Student Success

Art and social change focus of first ever Arts & Science entrepreneurial co-op

Two cultural anthropology students are the first to take part in an entrepreneurial co-operative work term in the Faculty of Arts & Science at the University of Lethbridge.

Canvas art created by Ipaa.
Typically, students who participate in a co-op term undertake paid, full-time work for a semester or longer with an employer. With an entrepreneurial or e-co-op, students essentially work for themselves.

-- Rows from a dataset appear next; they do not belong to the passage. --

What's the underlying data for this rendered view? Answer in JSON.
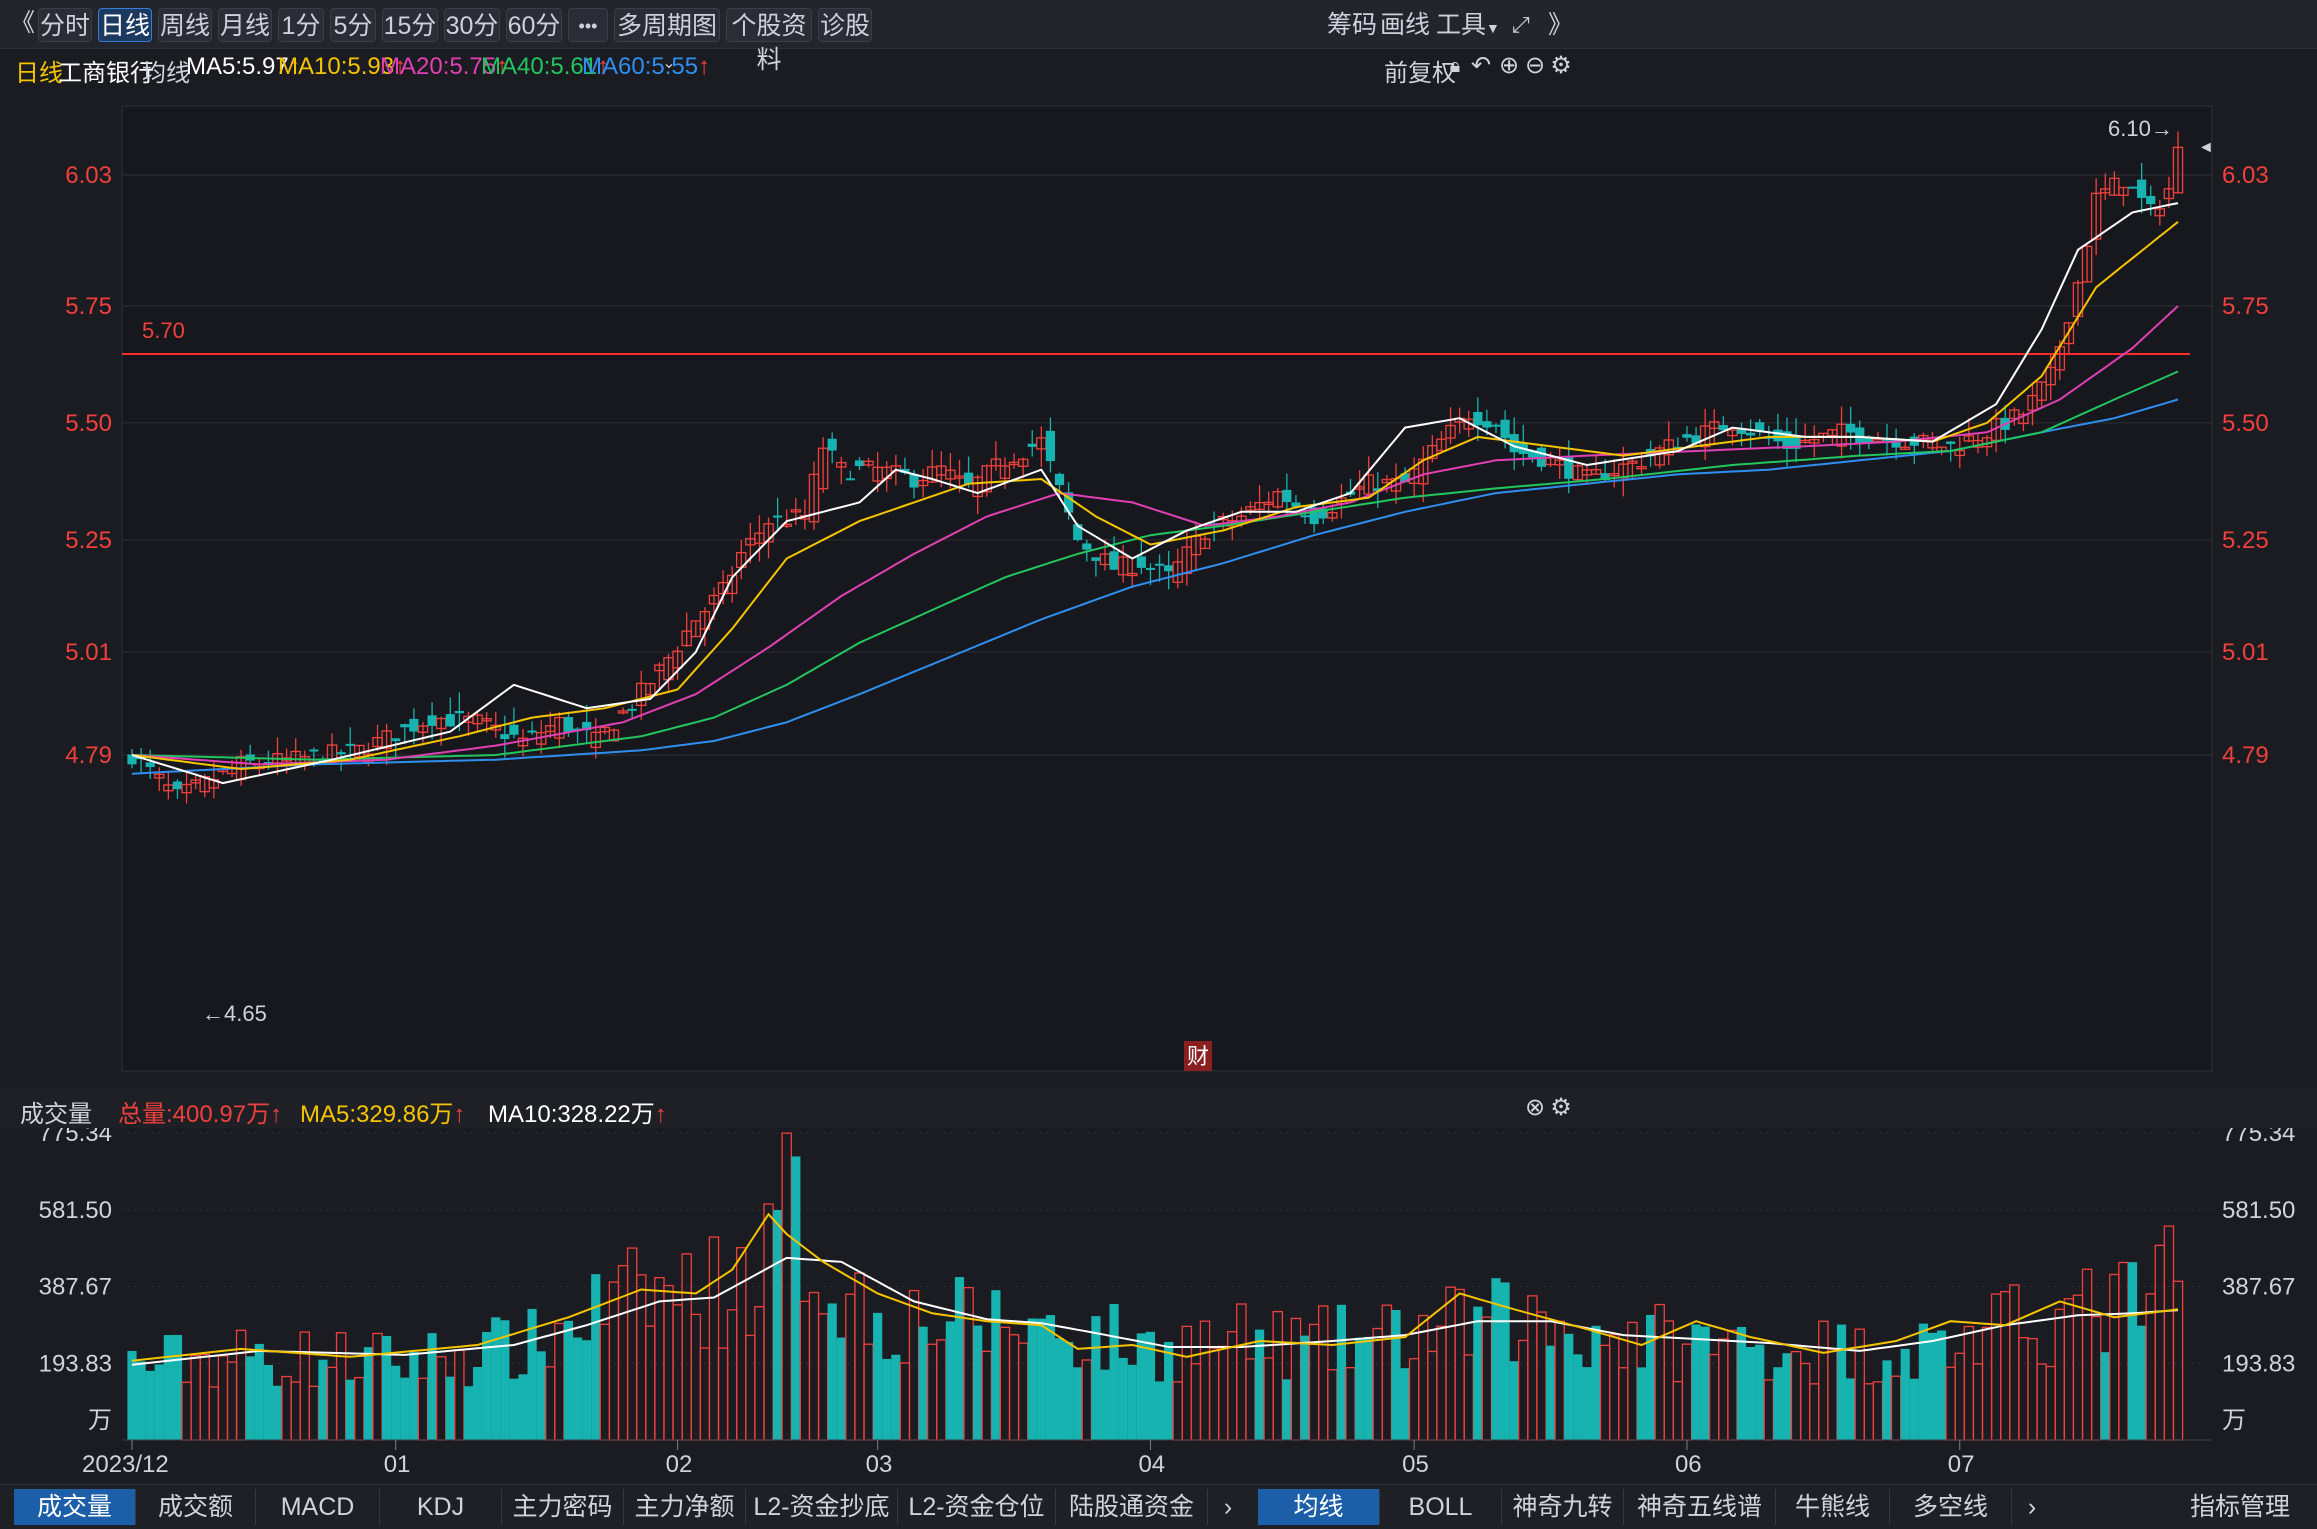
{
  "toolbar": {
    "back_icon": "double-chevron-left",
    "periods": [
      "分时",
      "日线",
      "周线",
      "月线",
      "1分",
      "5分",
      "15分",
      "30分",
      "60分"
    ],
    "active_period": "日线",
    "more": "•••",
    "multi": "多周期图",
    "profile": "个股资料",
    "diagnose": "诊股",
    "right": {
      "chips": "筹码",
      "draw": "画线",
      "tools": "工具"
    }
  },
  "info": {
    "period": "日线",
    "name": "工商银行",
    "ma_label": "均线",
    "ma5": "MA5:5.97",
    "ma10": "MA10:5.93",
    "ma20": "MA20:5.75",
    "ma40": "MA40:5.61",
    "ma60": "MA60:5.55",
    "adjust": "前复权"
  },
  "price_panel": {
    "y_labels": [
      "6.03",
      "5.75",
      "5.50",
      "5.25",
      "5.01",
      "4.79"
    ],
    "hline_label": "5.70",
    "high_label": "6.10→",
    "low_label": "←4.65",
    "fin_badge": "财"
  },
  "volume_bar": {
    "title": "成交量",
    "total": "总量:400.97万",
    "ma5": "MA5:329.86万",
    "ma10": "MA10:328.22万"
  },
  "volume_panel": {
    "y_labels": [
      "775.34",
      "581.50",
      "387.67",
      "193.83",
      "万"
    ]
  },
  "x_axis": [
    "2023/12",
    "01",
    "02",
    "03",
    "04",
    "05",
    "06",
    "07"
  ],
  "bottom_tabs_left": [
    "成交量",
    "成交额",
    "MACD",
    "KDJ",
    "主力密码",
    "主力净额",
    "L2-资金抄底",
    "L2-资金仓位",
    "陆股通资金"
  ],
  "bottom_tabs_right": [
    "均线",
    "BOLL",
    "神奇九转",
    "神奇五线谱",
    "牛熊线",
    "多空线"
  ],
  "indicator_manage": "指标管理",
  "colors": {
    "up": "#f0403c",
    "down": "#17b3b0",
    "ma5": "#ffffff",
    "ma10": "#f5c400",
    "ma20": "#e040b4",
    "ma40": "#22c55e",
    "ma60": "#2f8ff0"
  },
  "chart_data": {
    "type": "candlestick",
    "title": "工商银行 日线",
    "ylim": [
      4.55,
      6.15
    ],
    "ma_anchors": {
      "ma5": [
        [
          0,
          4.79
        ],
        [
          10,
          4.73
        ],
        [
          22,
          4.78
        ],
        [
          35,
          4.84
        ],
        [
          42,
          4.94
        ],
        [
          50,
          4.89
        ],
        [
          57,
          4.91
        ],
        [
          62,
          5.01
        ],
        [
          66,
          5.17
        ],
        [
          72,
          5.29
        ],
        [
          80,
          5.33
        ],
        [
          84,
          5.4
        ],
        [
          88,
          5.38
        ],
        [
          93,
          5.35
        ],
        [
          100,
          5.4
        ],
        [
          104,
          5.28
        ],
        [
          110,
          5.21
        ],
        [
          116,
          5.27
        ],
        [
          122,
          5.31
        ],
        [
          128,
          5.31
        ],
        [
          134,
          5.35
        ],
        [
          140,
          5.49
        ],
        [
          146,
          5.51
        ],
        [
          152,
          5.45
        ],
        [
          160,
          5.41
        ],
        [
          170,
          5.44
        ],
        [
          176,
          5.49
        ],
        [
          184,
          5.47
        ],
        [
          190,
          5.47
        ],
        [
          198,
          5.46
        ],
        [
          205,
          5.54
        ],
        [
          210,
          5.7
        ],
        [
          214,
          5.87
        ],
        [
          220,
          5.95
        ],
        [
          225,
          5.97
        ]
      ],
      "ma10": [
        [
          0,
          4.79
        ],
        [
          12,
          4.76
        ],
        [
          24,
          4.78
        ],
        [
          36,
          4.83
        ],
        [
          44,
          4.87
        ],
        [
          52,
          4.89
        ],
        [
          60,
          4.93
        ],
        [
          66,
          5.06
        ],
        [
          72,
          5.21
        ],
        [
          80,
          5.29
        ],
        [
          86,
          5.33
        ],
        [
          92,
          5.37
        ],
        [
          100,
          5.38
        ],
        [
          106,
          5.3
        ],
        [
          112,
          5.24
        ],
        [
          120,
          5.27
        ],
        [
          128,
          5.32
        ],
        [
          136,
          5.34
        ],
        [
          142,
          5.42
        ],
        [
          148,
          5.47
        ],
        [
          156,
          5.45
        ],
        [
          164,
          5.43
        ],
        [
          172,
          5.45
        ],
        [
          180,
          5.47
        ],
        [
          190,
          5.47
        ],
        [
          198,
          5.46
        ],
        [
          204,
          5.5
        ],
        [
          210,
          5.6
        ],
        [
          216,
          5.79
        ],
        [
          225,
          5.93
        ]
      ],
      "ma20": [
        [
          0,
          4.79
        ],
        [
          14,
          4.77
        ],
        [
          28,
          4.78
        ],
        [
          40,
          4.81
        ],
        [
          54,
          4.86
        ],
        [
          62,
          4.92
        ],
        [
          70,
          5.02
        ],
        [
          78,
          5.13
        ],
        [
          86,
          5.22
        ],
        [
          94,
          5.3
        ],
        [
          102,
          5.35
        ],
        [
          110,
          5.33
        ],
        [
          118,
          5.28
        ],
        [
          126,
          5.3
        ],
        [
          134,
          5.33
        ],
        [
          142,
          5.39
        ],
        [
          150,
          5.42
        ],
        [
          160,
          5.43
        ],
        [
          172,
          5.44
        ],
        [
          184,
          5.45
        ],
        [
          194,
          5.46
        ],
        [
          204,
          5.48
        ],
        [
          212,
          5.55
        ],
        [
          220,
          5.66
        ],
        [
          225,
          5.75
        ]
      ],
      "ma40": [
        [
          0,
          4.79
        ],
        [
          20,
          4.78
        ],
        [
          40,
          4.79
        ],
        [
          56,
          4.83
        ],
        [
          64,
          4.87
        ],
        [
          72,
          4.94
        ],
        [
          80,
          5.03
        ],
        [
          88,
          5.1
        ],
        [
          96,
          5.17
        ],
        [
          104,
          5.22
        ],
        [
          112,
          5.26
        ],
        [
          120,
          5.28
        ],
        [
          130,
          5.31
        ],
        [
          140,
          5.34
        ],
        [
          150,
          5.36
        ],
        [
          162,
          5.38
        ],
        [
          176,
          5.41
        ],
        [
          190,
          5.43
        ],
        [
          200,
          5.44
        ],
        [
          210,
          5.48
        ],
        [
          218,
          5.55
        ],
        [
          225,
          5.61
        ]
      ],
      "ma60": [
        [
          0,
          4.75
        ],
        [
          20,
          4.77
        ],
        [
          40,
          4.78
        ],
        [
          56,
          4.8
        ],
        [
          64,
          4.82
        ],
        [
          72,
          4.86
        ],
        [
          80,
          4.92
        ],
        [
          90,
          5.0
        ],
        [
          100,
          5.08
        ],
        [
          110,
          5.15
        ],
        [
          120,
          5.2
        ],
        [
          130,
          5.26
        ],
        [
          140,
          5.31
        ],
        [
          150,
          5.35
        ],
        [
          160,
          5.37
        ],
        [
          170,
          5.39
        ],
        [
          180,
          5.4
        ],
        [
          190,
          5.42
        ],
        [
          200,
          5.44
        ],
        [
          210,
          5.48
        ],
        [
          218,
          5.51
        ],
        [
          225,
          5.55
        ]
      ]
    },
    "anchors": [
      [
        0,
        4.79
      ],
      [
        5,
        4.7
      ],
      [
        8,
        4.73
      ],
      [
        12,
        4.77
      ],
      [
        18,
        4.78
      ],
      [
        25,
        4.8
      ],
      [
        33,
        4.87
      ],
      [
        38,
        4.86
      ],
      [
        43,
        4.82
      ],
      [
        47,
        4.86
      ],
      [
        51,
        4.82
      ],
      [
        55,
        4.9
      ],
      [
        58,
        4.97
      ],
      [
        62,
        5.08
      ],
      [
        65,
        5.14
      ],
      [
        67,
        5.22
      ],
      [
        70,
        5.29
      ],
      [
        74,
        5.3
      ],
      [
        76,
        5.45
      ],
      [
        78,
        5.4
      ],
      [
        82,
        5.4
      ],
      [
        86,
        5.38
      ],
      [
        89,
        5.4
      ],
      [
        92,
        5.36
      ],
      [
        96,
        5.42
      ],
      [
        100,
        5.46
      ],
      [
        104,
        5.25
      ],
      [
        108,
        5.19
      ],
      [
        111,
        5.2
      ],
      [
        114,
        5.17
      ],
      [
        118,
        5.27
      ],
      [
        122,
        5.3
      ],
      [
        126,
        5.35
      ],
      [
        130,
        5.3
      ],
      [
        136,
        5.37
      ],
      [
        140,
        5.37
      ],
      [
        144,
        5.46
      ],
      [
        147,
        5.52
      ],
      [
        150,
        5.5
      ],
      [
        152,
        5.44
      ],
      [
        156,
        5.42
      ],
      [
        160,
        5.38
      ],
      [
        166,
        5.42
      ],
      [
        170,
        5.46
      ],
      [
        176,
        5.5
      ],
      [
        182,
        5.45
      ],
      [
        188,
        5.48
      ],
      [
        192,
        5.47
      ],
      [
        196,
        5.46
      ],
      [
        200,
        5.45
      ],
      [
        204,
        5.48
      ],
      [
        208,
        5.52
      ],
      [
        211,
        5.6
      ],
      [
        214,
        5.8
      ],
      [
        216,
        5.98
      ],
      [
        219,
        6.02
      ],
      [
        222,
        5.95
      ],
      [
        224,
        6.0
      ],
      [
        225,
        6.08
      ]
    ],
    "vol_anchors": [
      [
        0,
        190
      ],
      [
        10,
        210
      ],
      [
        30,
        200
      ],
      [
        45,
        240
      ],
      [
        50,
        320
      ],
      [
        58,
        370
      ],
      [
        66,
        380
      ],
      [
        70,
        450
      ],
      [
        72,
        580
      ],
      [
        76,
        420
      ],
      [
        82,
        310
      ],
      [
        90,
        300
      ],
      [
        100,
        290
      ],
      [
        104,
        270
      ],
      [
        112,
        230
      ],
      [
        120,
        250
      ],
      [
        130,
        240
      ],
      [
        140,
        260
      ],
      [
        150,
        300
      ],
      [
        156,
        290
      ],
      [
        164,
        260
      ],
      [
        172,
        240
      ],
      [
        180,
        240
      ],
      [
        190,
        220
      ],
      [
        200,
        240
      ],
      [
        210,
        300
      ],
      [
        218,
        330
      ],
      [
        225,
        401
      ]
    ],
    "vol_ma5": [
      [
        0,
        200
      ],
      [
        12,
        230
      ],
      [
        24,
        210
      ],
      [
        38,
        240
      ],
      [
        48,
        310
      ],
      [
        56,
        380
      ],
      [
        62,
        370
      ],
      [
        66,
        430
      ],
      [
        70,
        570
      ],
      [
        72,
        520
      ],
      [
        76,
        450
      ],
      [
        82,
        370
      ],
      [
        88,
        320
      ],
      [
        94,
        300
      ],
      [
        100,
        290
      ],
      [
        104,
        230
      ],
      [
        110,
        240
      ],
      [
        116,
        210
      ],
      [
        124,
        250
      ],
      [
        132,
        240
      ],
      [
        140,
        260
      ],
      [
        146,
        370
      ],
      [
        152,
        330
      ],
      [
        160,
        280
      ],
      [
        166,
        240
      ],
      [
        172,
        300
      ],
      [
        178,
        260
      ],
      [
        186,
        220
      ],
      [
        194,
        250
      ],
      [
        200,
        300
      ],
      [
        206,
        290
      ],
      [
        212,
        350
      ],
      [
        218,
        310
      ],
      [
        225,
        330
      ]
    ],
    "vol_ma10": [
      [
        0,
        190
      ],
      [
        14,
        225
      ],
      [
        30,
        215
      ],
      [
        42,
        240
      ],
      [
        50,
        290
      ],
      [
        58,
        350
      ],
      [
        64,
        360
      ],
      [
        68,
        410
      ],
      [
        72,
        460
      ],
      [
        78,
        450
      ],
      [
        86,
        350
      ],
      [
        94,
        305
      ],
      [
        100,
        295
      ],
      [
        106,
        270
      ],
      [
        114,
        235
      ],
      [
        122,
        235
      ],
      [
        132,
        250
      ],
      [
        140,
        265
      ],
      [
        148,
        300
      ],
      [
        156,
        300
      ],
      [
        164,
        265
      ],
      [
        172,
        255
      ],
      [
        180,
        245
      ],
      [
        190,
        225
      ],
      [
        198,
        250
      ],
      [
        206,
        290
      ],
      [
        214,
        315
      ],
      [
        220,
        320
      ],
      [
        225,
        328
      ]
    ],
    "vol_ylim": [
      0,
      775.34
    ],
    "count": 226
  }
}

“E-co-ops are an exciting and unique opportunity for students to invest in their business full time while maintaining their student status,” says Lukas Neamtu, programs coordinator and instructor with Co-operative Education & Applied Studies. “Students work closely with the Co-operative Education office, Agility and local companies such as tecconnect, as they learn about entrepreneurialism and the key steps of building a business. They also gain access to an exceptional network of experts and professionals.”

Bariyaa Ipaa and Cecilia Reid, who’ve been friends since they were both students at Winston Churchill High School, launched Art with Purpose in the fall of 2015. They’re both passionate about art and social change and Art with Purpose gave them a way to bring those interests together.

Bariyaa Ipaa

“We produce and sell artworks and use the money to fund local and international community projects,” says Ipaa.

In addition to prints, stickers and cards are made from the original artworks. They also sell handmade bracelets, original paintings and painting on denim jackets. They both contribute artwork and share in the administrative duties.

They found it easy to manage their studies and their business when they were in their first year. By second year, their studies demanded more of their time and they decided to put Art with Purpose on hold. The break gave them a chance to determine how they could make their development work different from the mainstream.

“Since we started this project, the learning that comes with Art with Purpose has coincided with our studies. We’re choosing courses we think will help us improve Art with Purpose,” says Reid.

“We want to make sure that the communities involved in our projects have agency to speak for themselves and say what their wants and needs are. It’s for us to listen and help them facilitate that goal,” says Ipaa.

Reid, wanting to apply knowledge gained in the classroom, was considering doing a co-op work term for the fall 2018 semester. She spoke to Neamtu, programs coordinator and instructor with Co-operative Education & Applied Studies, who helped set up the entrepreneurial co-op. They soon met Brandy Old, program coordinator with Agility, and she helped them go through the necessary steps to establish a business. They’re also taking an entrepreneurial boot camp course through Economic Development Lethbridge.

Cecilia Reid
“The flexibility has been really great so we can grow in the direction we want. We have several mentors to help us in different fields,” says Reid.

They are currently working on a library project in Malawi. During their first year at the U of L, they participated in the Malawi field study with Dr. Jean Harrowing (BSc ’78), where they met Aaron Maluwa, a facilitator for the field study.

“He understands what his community needs,” says Ipaa. “We kept in contact with him even after the trip and decided we wanted to focus on education. Out of our own pockets, we were sponsoring five students who were orphans and didn’t have the funding to complete secondary schooling. Then we also started thinking about a library project.”

“We wanted Art with Purpose to take on something new, so we reached out to Aaron. He was interested in a library project as well,” says Reid.

“Funding this library project will benefit the girls and women in the community especially, since girls are often disproportionately underrepresented in classrooms,” says Ipaa. “Later on, this transfers into women being underrepresented in the public sphere. This project will be crucial in helping young girls pursue a future they desire and gain economic agency independently of men.”

Their goal is to raise $26,000 and they’re planning a fundraising event in February with an art show and silent auction. The event coincides with Black History Month and is intended to empower the Black community in Lethbridge but it will also be an educational event for the general population.

“What I want out of the art show is to create conversation about identity, race, gender and the Black experience,” says Ipaa.

Art with Purpose can be found on Instagram, Facebook, Snapchat and Twitter.